Lines with the word "message" in them must be copied from the records below.

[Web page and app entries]
________________________
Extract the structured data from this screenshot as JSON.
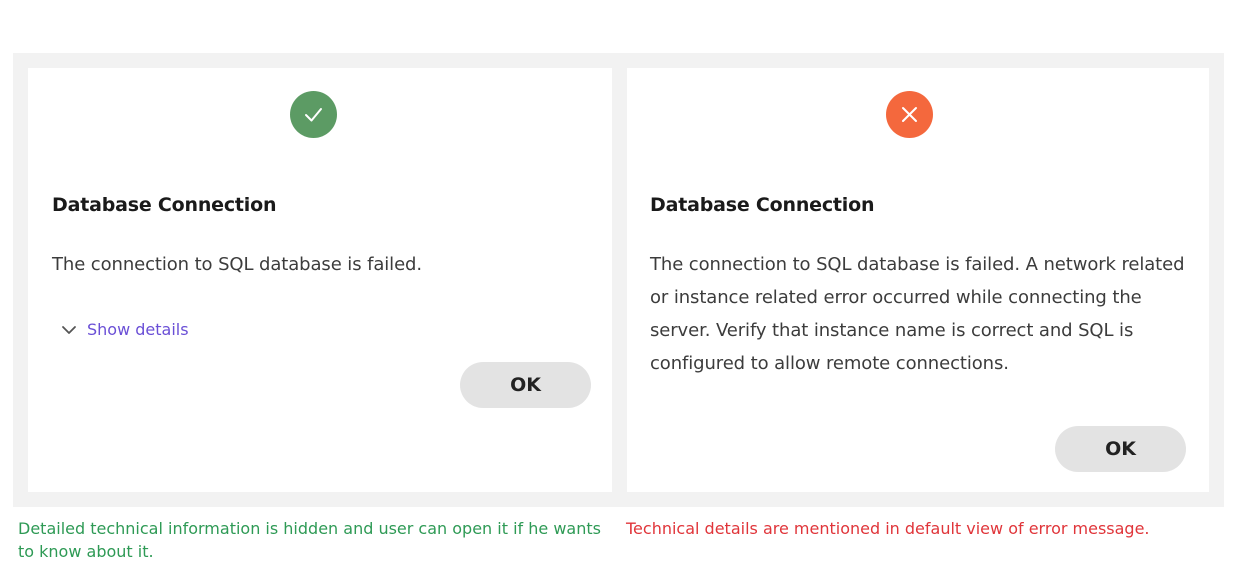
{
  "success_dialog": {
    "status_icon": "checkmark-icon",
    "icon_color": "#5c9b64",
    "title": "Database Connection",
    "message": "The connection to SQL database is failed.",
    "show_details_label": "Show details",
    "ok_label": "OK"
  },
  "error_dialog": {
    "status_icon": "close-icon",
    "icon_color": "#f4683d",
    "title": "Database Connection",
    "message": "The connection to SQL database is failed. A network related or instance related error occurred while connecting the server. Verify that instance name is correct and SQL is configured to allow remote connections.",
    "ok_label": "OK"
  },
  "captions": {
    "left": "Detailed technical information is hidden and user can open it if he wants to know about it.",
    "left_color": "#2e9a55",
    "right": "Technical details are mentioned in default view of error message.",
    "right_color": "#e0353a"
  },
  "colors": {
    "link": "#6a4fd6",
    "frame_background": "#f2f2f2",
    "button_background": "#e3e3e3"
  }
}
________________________
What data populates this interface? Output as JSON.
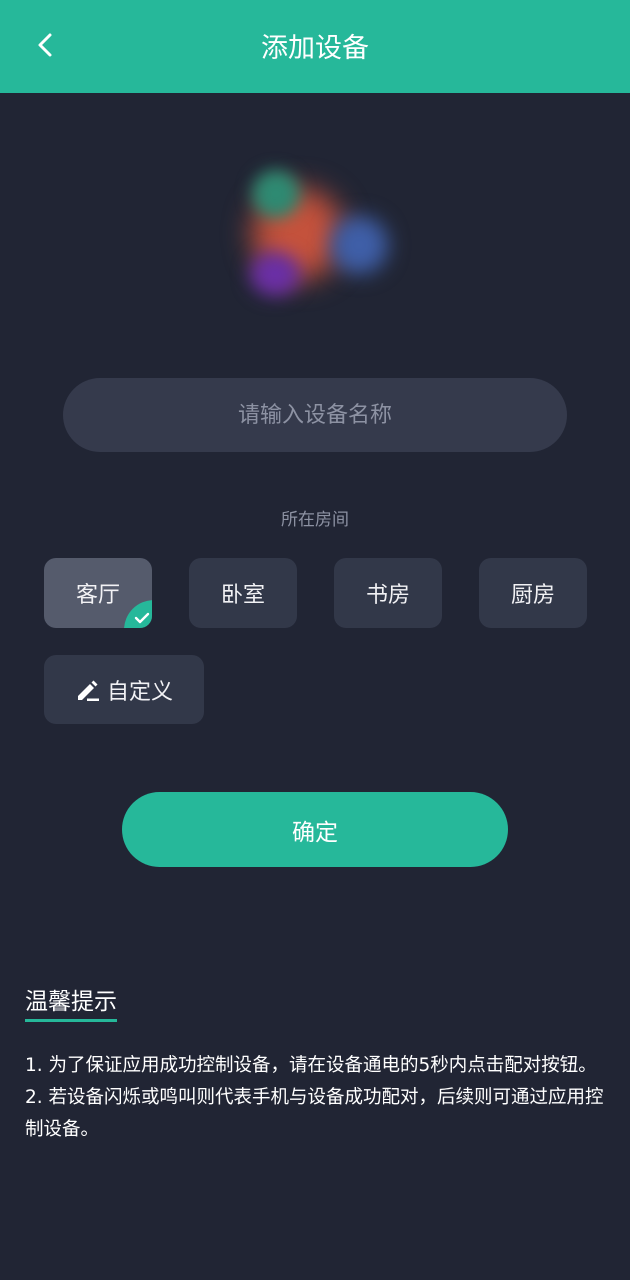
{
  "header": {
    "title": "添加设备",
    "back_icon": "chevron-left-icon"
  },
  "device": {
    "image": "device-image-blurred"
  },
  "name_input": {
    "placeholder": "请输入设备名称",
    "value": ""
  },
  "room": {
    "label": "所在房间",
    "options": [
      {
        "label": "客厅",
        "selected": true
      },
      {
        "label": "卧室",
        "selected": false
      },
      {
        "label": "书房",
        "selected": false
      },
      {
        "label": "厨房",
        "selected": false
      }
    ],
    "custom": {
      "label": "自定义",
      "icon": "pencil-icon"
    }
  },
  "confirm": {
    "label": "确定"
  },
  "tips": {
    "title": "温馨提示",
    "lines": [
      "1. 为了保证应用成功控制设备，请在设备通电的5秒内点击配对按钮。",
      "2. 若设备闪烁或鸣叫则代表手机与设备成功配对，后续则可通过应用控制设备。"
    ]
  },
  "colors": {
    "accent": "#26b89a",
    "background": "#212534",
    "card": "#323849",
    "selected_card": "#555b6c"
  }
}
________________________
Expected answer
    "message": "The connection to SQL database is failed.",
    "message": "The connection to SQL database is failed. A network related or instance related error occurred while connecting the server. Verify that instance name is correct and SQL is configured to allow remote connections.",
    "right": "Technical details are mentioned in default view of error message.",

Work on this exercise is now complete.